• _Instructions for the task_
What you produce should match the records exactly, line for line.

• _Source information_

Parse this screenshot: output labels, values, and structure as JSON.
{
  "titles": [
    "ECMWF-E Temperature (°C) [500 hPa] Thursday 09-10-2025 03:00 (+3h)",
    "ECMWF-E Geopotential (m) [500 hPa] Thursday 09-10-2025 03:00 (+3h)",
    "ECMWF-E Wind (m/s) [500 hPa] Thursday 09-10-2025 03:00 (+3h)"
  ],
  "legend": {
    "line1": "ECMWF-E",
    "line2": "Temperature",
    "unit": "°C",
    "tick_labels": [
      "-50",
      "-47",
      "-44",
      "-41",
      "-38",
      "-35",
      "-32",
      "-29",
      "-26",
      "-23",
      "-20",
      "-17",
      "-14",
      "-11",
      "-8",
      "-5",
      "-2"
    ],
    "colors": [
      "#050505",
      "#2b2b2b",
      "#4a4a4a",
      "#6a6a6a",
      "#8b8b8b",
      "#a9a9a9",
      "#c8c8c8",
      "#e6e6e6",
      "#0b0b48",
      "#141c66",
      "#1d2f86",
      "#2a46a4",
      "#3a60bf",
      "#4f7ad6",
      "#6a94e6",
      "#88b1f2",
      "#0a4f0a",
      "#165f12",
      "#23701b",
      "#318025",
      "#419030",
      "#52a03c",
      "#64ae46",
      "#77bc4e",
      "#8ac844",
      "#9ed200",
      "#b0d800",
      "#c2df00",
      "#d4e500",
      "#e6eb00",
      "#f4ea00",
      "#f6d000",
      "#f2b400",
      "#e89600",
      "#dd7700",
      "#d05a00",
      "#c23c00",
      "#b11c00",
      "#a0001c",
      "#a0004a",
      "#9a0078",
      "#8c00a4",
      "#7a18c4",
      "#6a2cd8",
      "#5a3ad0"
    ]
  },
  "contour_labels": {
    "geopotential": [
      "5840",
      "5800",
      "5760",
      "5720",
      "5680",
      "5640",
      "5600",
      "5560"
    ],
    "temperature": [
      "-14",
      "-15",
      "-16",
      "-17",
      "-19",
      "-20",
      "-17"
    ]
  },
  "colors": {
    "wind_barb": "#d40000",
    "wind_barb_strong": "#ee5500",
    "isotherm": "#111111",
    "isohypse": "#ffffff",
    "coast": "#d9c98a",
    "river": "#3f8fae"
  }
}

• _Response_
Parse this screenshot: output labels, values, and structure as JSON.
{
  "titles": [
    "ECMWF-E Temperature (°C) [500 hPa] Thursday 09-10-2025 03:00 (+3h)",
    "ECMWF-E Geopotential (m) [500 hPa] Thursday 09-10-2025 03:00 (+3h)",
    "ECMWF-E Wind (m/s) [500 hPa] Thursday 09-10-2025 03:00 (+3h)"
  ],
  "legend": {
    "line1": "ECMWF-E",
    "line2": "Temperature",
    "unit": "°C",
    "tick_labels": [
      "-50",
      "-47",
      "-44",
      "-41",
      "-38",
      "-35",
      "-32",
      "-29",
      "-26",
      "-23",
      "-20",
      "-17",
      "-14",
      "-11",
      "-8",
      "-5",
      "-2"
    ],
    "colors": [
      "#050505",
      "#2b2b2b",
      "#4a4a4a",
      "#6a6a6a",
      "#8b8b8b",
      "#a9a9a9",
      "#c8c8c8",
      "#e6e6e6",
      "#0b0b48",
      "#141c66",
      "#1d2f86",
      "#2a46a4",
      "#3a60bf",
      "#4f7ad6",
      "#6a94e6",
      "#88b1f2",
      "#0a4f0a",
      "#165f12",
      "#23701b",
      "#318025",
      "#419030",
      "#52a03c",
      "#64ae46",
      "#77bc4e",
      "#8ac844",
      "#9ed200",
      "#b0d800",
      "#c2df00",
      "#d4e500",
      "#e6eb00",
      "#f4ea00",
      "#f6d000",
      "#f2b400",
      "#e89600",
      "#dd7700",
      "#d05a00",
      "#c23c00",
      "#b11c00",
      "#a0001c",
      "#a0004a",
      "#9a0078",
      "#8c00a4",
      "#7a18c4",
      "#6a2cd8",
      "#5a3ad0"
    ]
  },
  "contour_labels": {
    "geopotential": [
      "5840",
      "5800",
      "5760",
      "5720",
      "5680",
      "5640",
      "5600",
      "5560"
    ],
    "temperature": [
      "-14",
      "-15",
      "-16",
      "-17",
      "-19",
      "-20",
      "-17"
    ]
  },
  "colors": {
    "wind_barb": "#d40000",
    "wind_barb_strong": "#ee5500",
    "isotherm": "#111111",
    "isohypse": "#ffffff",
    "coast": "#d9c98a",
    "river": "#3f8fae"
  }
}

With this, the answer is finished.